Here are a few more gravesites that you may or may not recognize.
At the intersection of Dundas and Islington in the west end of Toronto sits the heritage site of Montgomery’s Inn. The inn was built in 1830 by Thomas and Margaret Montgomery, both immigrants from Ireland. It served as a meeting place for the community and a place for travellers to rest and enjoy a drink and a meal. The original property covered 400 acres of land and was used primarily for farming.
Today the building has been restored and serves as a historical museum and hosts various groups and exhibitions. Momentarily the building is undergoing more restoration but remains open to the public. For more information about the history go here.
…..the cherry blossoms in High Park have bloomed but won’t last much longer
The blooming of the cherry blossoms in High Park is a big deal. Every year hundreds of thousands flock to the west end of Toronto to take in the cherry blossoms. In 1959 the Japanese ambassador to Canada, Toru-Hagiwara, presented 2000 Japanese Somei-Yoshino Sakura trees to the citizens of Toronto on behalf of the citizens of Tokyo. The trees were planted in appreciation of Toronto accepting re-located Japanese-Canadians following the Second World War.
Sakura is the Japanese name for flowering cherry trees and their flowers – often referred to as cherry blossoms. The Japanese traditional custom of hanami or “flower viewing” dates back to 710-794 when the Chinese Tang Dynasty influenced Japan with their custom of enjoying flowers. Today when the Sakura trees bloom, Japanese people and people from all walks of life and cultures continue the tradition of hanami, gathering in great numbers along the pathways on the eastern shore of Grenadier Pond in High Park.
Thanks to the High Park Nature Centre for the information about the history of the Cherry Blossoms in High Park. If you get out in the next couple of days you can still catch some of the blossoms before they fall to the ground.
Yesterday my granddaughter and I walked over to the park at Dundurn Castle in Hamilton. She no longer calls it the dinosaur park but now uses its actual name ‘Dundurn Castle’.
On the grounds there sits a beautiful small white building with large columns at the entrance. I never gave much thought to what the building was originally used for but when I found out what it might have been potentially used for I was quite shocked. It is referred to as the Cockpit Theatre but according to Wikipedia there is no proof that it was ever used for cockfighting. It is also referred to as a folly, which I had to look up.
a costly ornamental building with no practical purpose, especially a tower or mock-Gothic ruin built in a large garden or park.
a theatrical revue, typically with glamorous female performers:
“the Ziegfeld Follies”

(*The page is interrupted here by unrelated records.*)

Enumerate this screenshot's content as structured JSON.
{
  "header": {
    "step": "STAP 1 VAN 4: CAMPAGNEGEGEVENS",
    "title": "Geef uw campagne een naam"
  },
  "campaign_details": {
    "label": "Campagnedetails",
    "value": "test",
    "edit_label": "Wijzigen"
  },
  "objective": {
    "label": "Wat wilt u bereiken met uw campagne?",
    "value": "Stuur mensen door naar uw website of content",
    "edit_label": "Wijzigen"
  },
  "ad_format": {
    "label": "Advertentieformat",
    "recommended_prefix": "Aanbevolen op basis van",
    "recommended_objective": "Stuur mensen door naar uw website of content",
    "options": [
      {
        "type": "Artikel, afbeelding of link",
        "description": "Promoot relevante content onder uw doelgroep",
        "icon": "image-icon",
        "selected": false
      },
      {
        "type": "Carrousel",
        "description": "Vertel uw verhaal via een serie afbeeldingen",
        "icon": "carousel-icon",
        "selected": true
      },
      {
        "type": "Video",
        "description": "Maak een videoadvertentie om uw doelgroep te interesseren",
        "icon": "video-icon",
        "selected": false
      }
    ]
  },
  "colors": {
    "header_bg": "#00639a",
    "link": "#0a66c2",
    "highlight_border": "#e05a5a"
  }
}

According the Tourism Hamilton, “The Cockpit Theatre is the small Neo-classical building overlooking Burlington Bay on the edge of the escarpment estate. It was built by Sir Allan MacNab as a place to entertain business and political friends in an era two hundred years before action films and reality television. No archaeological evidence has actually shown that the building was ever used for the activity its name suggests.”
Another source gives this description of its original purpose: One of Dundurn Castle’s favored buildings it is actually a folly as its true purpose will forever remain unknown. Most locals refer to it as housing MacNab’s cockfighting ring as he was an avid participant in this long since banned sport. Local lore has underground tunnels leading from it to the main mansion.
Other uses being designated to it include:
A laundry house
A chapel for his wife
It is confusing to me that all accounts try to deny the use of this beautiful building as a cockfighting pit yet its official name is The Cockpit Theatre and as I peaked inside there were placards describing ‘cockfighting’. In fairness to Dundurn Castle I wasn’t able to read the information through the window so maybe they were debunking the myth. Anyway it makes for an interesting story.